When people snore, they may also suffer from acid reflux. Acid reflux occurs when the valve in the stomach opens abnormally. Problems with the foods we eat, our swallowing pattern, and airway function may result in the stomach allowing contents into the esophagus, and then into the oral cavity. As a result, the acid weakens our tooth structure and leads to a higher risk of cavities, tooth breaks, periodontal disease, and even cancer. Most people do not know they are suffering from acid reflux and believe that their cavities are a result of or poor hygiene when in fact it is related to a combination of separate variables.
In combination with an acidic diet, snoring while sleeping is a significant contributing factor to acid reflux. When snoring occurs, air passes through the mouth instead of the nose. This air passage aggravates the opening of the airway and can result in cessation of breathing for seconds at a time.
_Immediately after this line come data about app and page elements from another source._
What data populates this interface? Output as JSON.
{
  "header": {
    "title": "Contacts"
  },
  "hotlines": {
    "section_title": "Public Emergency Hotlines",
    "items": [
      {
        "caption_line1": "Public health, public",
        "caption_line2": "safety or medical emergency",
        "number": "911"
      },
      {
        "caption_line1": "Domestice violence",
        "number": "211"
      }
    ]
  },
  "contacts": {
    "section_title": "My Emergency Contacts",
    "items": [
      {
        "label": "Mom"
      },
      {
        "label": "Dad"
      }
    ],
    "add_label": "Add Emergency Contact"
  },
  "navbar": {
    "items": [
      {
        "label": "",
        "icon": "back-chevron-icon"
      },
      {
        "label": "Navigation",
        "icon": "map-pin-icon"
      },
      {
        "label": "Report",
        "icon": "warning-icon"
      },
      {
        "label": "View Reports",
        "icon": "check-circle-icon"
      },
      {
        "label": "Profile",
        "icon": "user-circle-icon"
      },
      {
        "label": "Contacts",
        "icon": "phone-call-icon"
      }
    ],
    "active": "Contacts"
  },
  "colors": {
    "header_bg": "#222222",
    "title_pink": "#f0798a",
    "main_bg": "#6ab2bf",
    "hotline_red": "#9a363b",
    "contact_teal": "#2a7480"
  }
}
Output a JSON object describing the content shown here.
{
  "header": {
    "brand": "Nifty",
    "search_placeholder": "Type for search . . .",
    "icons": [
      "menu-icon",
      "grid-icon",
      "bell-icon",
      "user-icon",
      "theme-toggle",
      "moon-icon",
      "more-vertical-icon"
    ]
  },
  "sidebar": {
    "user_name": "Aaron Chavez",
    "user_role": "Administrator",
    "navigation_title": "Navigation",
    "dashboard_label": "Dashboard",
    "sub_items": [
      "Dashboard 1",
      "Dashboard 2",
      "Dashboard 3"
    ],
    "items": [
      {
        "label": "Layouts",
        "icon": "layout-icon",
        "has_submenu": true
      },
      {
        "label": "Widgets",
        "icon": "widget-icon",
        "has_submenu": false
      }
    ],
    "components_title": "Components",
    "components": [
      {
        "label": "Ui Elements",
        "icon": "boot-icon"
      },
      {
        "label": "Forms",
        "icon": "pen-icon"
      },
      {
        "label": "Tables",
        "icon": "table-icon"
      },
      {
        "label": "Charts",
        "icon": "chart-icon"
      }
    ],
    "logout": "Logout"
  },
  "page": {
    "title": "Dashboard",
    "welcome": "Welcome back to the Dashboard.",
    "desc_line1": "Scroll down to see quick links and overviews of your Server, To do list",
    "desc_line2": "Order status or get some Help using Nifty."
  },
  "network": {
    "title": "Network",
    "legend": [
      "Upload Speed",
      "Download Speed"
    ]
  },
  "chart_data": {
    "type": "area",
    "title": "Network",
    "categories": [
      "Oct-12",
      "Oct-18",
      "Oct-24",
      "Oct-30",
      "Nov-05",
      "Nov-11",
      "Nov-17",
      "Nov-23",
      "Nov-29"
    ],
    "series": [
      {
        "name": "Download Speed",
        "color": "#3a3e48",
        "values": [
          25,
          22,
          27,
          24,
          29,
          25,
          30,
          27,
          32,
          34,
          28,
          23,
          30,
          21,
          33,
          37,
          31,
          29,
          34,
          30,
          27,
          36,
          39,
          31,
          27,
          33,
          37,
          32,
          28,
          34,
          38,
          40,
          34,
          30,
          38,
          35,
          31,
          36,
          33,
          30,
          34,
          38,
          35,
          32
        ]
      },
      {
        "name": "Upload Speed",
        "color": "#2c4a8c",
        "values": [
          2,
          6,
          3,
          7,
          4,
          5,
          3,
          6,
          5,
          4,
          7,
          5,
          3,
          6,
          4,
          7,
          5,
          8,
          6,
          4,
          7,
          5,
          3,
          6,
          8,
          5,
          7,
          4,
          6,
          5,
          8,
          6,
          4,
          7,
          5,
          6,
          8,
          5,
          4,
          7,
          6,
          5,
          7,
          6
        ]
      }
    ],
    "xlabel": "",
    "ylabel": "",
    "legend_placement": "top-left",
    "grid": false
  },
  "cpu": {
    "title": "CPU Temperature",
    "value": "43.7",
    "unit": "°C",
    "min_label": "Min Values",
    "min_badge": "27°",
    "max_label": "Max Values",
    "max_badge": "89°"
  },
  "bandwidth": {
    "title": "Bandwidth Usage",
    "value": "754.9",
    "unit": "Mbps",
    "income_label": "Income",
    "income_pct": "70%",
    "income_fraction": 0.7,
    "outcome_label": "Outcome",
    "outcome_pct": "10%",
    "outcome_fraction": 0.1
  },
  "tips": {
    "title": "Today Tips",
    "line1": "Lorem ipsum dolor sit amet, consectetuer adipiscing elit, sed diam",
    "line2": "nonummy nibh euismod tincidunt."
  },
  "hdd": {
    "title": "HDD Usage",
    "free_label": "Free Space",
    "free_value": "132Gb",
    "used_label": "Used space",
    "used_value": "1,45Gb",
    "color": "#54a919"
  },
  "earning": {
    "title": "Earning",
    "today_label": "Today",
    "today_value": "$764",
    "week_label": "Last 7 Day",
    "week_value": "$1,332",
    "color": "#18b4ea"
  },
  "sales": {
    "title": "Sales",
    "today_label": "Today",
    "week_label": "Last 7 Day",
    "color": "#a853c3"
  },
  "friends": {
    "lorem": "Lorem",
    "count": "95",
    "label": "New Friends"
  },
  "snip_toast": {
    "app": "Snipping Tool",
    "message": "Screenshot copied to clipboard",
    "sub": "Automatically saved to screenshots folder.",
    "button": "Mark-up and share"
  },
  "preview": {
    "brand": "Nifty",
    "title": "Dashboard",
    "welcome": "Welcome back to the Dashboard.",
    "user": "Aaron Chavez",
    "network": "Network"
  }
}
This results in a person suddenly gasping for air in their sleep. The major changes in air pressure during these apnea episodes as well as impairment of the esophagus while sleeping encourages acid reflux to occur.
When prolonged acid reflux is occurring, the acid slowly eats away at our teeth. We usually see signs of acid reflux starting on the back molars as these are the teeth that come into contact with the acid first. A tooth that is eroded from acid appears translucent and a yellow color. This is due to acid melting away the outermost layer of a tooth, the enamel. This leaves the inner yellow layer, or dentin, visible. When teeth are weakened by acid in this manner, large fractures that need expensive restorative treatment are more likely to occur.
When signs of acid erosion are present, it is important to identify what is causing it. Having a sleep study is ideal to identify apnea events. Controlling the potential apnea with a sleep appliance and/or CPAP machine is crucial to correct the airway function at rest. Controlling what we ingest is also needed to regulate a healthy pH in our stomach and avoid disrupting it. Eating too close to the time we are about to go to sleep is also important to avoid because undigested food is more likely to move back into the esophagus, especially when we are lying down.